Problem statement: Among the lines below, return each one that contains the word "icon".

[Excerpts from an interface dataset]
════════
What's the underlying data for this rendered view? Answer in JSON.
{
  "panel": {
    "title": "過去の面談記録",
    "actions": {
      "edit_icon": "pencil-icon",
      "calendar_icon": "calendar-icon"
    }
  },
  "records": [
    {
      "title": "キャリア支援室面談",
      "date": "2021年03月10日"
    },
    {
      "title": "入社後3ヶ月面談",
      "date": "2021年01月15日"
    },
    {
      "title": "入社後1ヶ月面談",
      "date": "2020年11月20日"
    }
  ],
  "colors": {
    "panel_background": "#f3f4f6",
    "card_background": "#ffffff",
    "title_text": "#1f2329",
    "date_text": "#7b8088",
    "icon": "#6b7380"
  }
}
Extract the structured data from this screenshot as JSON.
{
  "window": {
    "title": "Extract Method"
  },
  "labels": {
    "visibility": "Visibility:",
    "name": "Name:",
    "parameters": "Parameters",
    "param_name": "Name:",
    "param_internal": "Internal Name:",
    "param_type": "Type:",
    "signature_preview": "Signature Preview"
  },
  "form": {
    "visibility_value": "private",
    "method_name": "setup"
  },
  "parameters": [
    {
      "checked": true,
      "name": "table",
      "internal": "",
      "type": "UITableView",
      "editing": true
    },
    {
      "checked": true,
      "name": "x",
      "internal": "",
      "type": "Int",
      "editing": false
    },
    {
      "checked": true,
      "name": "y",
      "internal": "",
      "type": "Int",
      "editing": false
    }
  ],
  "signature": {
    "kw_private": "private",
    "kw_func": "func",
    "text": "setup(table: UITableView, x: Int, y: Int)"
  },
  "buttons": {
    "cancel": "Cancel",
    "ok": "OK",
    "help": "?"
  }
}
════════
Output of the task:
      "edit_icon": "pencil-icon",
      "calendar_icon": "calendar-icon"
    "icon": "#6b7380"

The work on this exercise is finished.